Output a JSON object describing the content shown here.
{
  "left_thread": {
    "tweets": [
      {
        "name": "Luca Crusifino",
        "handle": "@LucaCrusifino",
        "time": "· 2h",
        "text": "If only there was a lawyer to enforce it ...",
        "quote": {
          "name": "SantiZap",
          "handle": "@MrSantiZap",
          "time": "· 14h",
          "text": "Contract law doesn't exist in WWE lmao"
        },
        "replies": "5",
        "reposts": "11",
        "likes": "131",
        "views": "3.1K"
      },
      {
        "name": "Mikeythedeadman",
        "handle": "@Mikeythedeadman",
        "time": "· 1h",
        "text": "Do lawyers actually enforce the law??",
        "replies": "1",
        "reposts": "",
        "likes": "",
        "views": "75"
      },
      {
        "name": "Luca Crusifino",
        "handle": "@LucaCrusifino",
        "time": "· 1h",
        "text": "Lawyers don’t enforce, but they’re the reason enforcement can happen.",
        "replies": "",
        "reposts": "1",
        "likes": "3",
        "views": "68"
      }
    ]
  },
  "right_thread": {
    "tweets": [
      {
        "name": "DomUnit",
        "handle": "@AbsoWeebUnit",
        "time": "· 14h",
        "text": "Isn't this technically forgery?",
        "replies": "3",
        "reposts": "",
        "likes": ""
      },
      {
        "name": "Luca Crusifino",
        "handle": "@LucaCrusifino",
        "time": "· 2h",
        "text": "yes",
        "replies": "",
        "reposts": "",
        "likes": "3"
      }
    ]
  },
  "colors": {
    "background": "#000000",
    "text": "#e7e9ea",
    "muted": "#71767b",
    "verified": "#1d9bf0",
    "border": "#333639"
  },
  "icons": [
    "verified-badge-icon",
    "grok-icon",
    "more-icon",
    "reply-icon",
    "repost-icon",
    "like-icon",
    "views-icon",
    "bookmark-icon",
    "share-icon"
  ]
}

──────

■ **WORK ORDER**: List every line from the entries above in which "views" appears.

■ **EXERCISE RESULT**:
        "views": "3.1K"
        "views": "75"
        "views": "68"
    "views-icon",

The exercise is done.